> [Assignment]: Every record, from the first to the last, is to be printed again exactly.

(Entries supplied)

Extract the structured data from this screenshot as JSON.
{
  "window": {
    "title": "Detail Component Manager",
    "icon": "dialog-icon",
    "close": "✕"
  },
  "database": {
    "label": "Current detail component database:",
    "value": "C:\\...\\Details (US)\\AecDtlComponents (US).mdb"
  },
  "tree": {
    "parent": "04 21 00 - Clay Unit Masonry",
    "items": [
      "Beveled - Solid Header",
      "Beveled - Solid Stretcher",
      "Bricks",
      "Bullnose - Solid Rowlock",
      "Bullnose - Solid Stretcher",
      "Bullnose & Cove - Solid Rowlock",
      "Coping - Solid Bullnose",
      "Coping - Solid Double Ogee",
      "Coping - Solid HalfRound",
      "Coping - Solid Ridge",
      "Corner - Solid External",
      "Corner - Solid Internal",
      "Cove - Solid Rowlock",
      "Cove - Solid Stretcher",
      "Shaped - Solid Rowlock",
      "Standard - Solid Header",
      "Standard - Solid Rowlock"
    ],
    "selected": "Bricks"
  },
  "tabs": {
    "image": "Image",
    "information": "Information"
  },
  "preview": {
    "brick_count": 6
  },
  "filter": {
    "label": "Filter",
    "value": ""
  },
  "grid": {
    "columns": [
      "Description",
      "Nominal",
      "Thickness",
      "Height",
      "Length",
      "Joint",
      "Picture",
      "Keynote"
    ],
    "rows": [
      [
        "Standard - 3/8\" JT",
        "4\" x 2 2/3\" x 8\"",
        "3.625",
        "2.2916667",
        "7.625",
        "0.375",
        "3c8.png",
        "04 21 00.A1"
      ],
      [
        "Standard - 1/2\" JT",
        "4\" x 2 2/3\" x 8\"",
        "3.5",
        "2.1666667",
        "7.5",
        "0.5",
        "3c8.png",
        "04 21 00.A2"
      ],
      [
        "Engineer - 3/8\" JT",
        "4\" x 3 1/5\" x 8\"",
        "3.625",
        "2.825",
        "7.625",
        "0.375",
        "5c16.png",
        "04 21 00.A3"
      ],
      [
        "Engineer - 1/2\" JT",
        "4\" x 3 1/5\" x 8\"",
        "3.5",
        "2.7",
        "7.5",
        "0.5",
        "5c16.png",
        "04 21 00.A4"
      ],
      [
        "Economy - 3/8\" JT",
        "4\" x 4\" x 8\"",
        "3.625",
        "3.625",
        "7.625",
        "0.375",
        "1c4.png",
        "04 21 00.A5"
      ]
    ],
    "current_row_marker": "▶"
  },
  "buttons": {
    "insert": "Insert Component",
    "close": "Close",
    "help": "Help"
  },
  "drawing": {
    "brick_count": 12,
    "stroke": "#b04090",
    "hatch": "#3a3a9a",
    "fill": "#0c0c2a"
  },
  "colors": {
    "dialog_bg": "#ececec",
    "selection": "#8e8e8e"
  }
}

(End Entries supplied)

> [Answer box]:
Extract the structured data from this screenshot as JSON.
{
  "window": {
    "title": "Detail Component Manager",
    "icon": "dialog-icon",
    "close": "✕"
  },
  "database": {
    "label": "Current detail component database:",
    "value": "C:\\...\\Details (US)\\AecDtlComponents (US).mdb"
  },
  "tree": {
    "parent": "04 21 00 - Clay Unit Masonry",
    "items": [
      "Beveled - Solid Header",
      "Beveled - Solid Stretcher",
      "Bricks",
      "Bullnose - Solid Rowlock",
      "Bullnose - Solid Stretcher",
      "Bullnose & Cove - Solid Rowlock",
      "Coping - Solid Bullnose",
      "Coping - Solid Double Ogee",
      "Coping - Solid HalfRound",
      "Coping - Solid Ridge",
      "Corner - Solid External",
      "Corner - Solid Internal",
      "Cove - Solid Rowlock",
      "Cove - Solid Stretcher",
      "Shaped - Solid Rowlock",
      "Standard - Solid Header",
      "Standard - Solid Rowlock"
    ],
    "selected": "Bricks"
  },
  "tabs": {
    "image": "Image",
    "information": "Information"
  },
  "preview": {
    "brick_count": 6
  },
  "filter": {
    "label": "Filter",
    "value": ""
  },
  "grid": {
    "columns": [
      "Description",
      "Nominal",
      "Thickness",
      "Height",
      "Length",
      "Joint",
      "Picture",
      "Keynote"
    ],
    "rows": [
      [
        "Standard - 3/8\" JT",
        "4\" x 2 2/3\" x 8\"",
        "3.625",
        "2.2916667",
        "7.625",
        "0.375",
        "3c8.png",
        "04 21 00.A1"
      ],
      [
        "Standard - 1/2\" JT",
        "4\" x 2 2/3\" x 8\"",
        "3.5",
        "2.1666667",
        "7.5",
        "0.5",
        "3c8.png",
        "04 21 00.A2"
      ],
      [
        "Engineer - 3/8\" JT",
        "4\" x 3 1/5\" x 8\"",
        "3.625",
        "2.825",
        "7.625",
        "0.375",
        "5c16.png",
        "04 21 00.A3"
      ],
      [
        "Engineer - 1/2\" JT",
        "4\" x 3 1/5\" x 8\"",
        "3.5",
        "2.7",
        "7.5",
        "0.5",
        "5c16.png",
        "04 21 00.A4"
      ],
      [
        "Economy - 3/8\" JT",
        "4\" x 4\" x 8\"",
        "3.625",
        "3.625",
        "7.625",
        "0.375",
        "1c4.png",
        "04 21 00.A5"
      ]
    ],
    "current_row_marker": "▶"
  },
  "buttons": {
    "insert": "Insert Component",
    "close": "Close",
    "help": "Help"
  },
  "drawing": {
    "brick_count": 12,
    "stroke": "#b04090",
    "hatch": "#3a3a9a",
    "fill": "#0c0c2a"
  },
  "colors": {
    "dialog_bg": "#ececec",
    "selection": "#8e8e8e"
  }
}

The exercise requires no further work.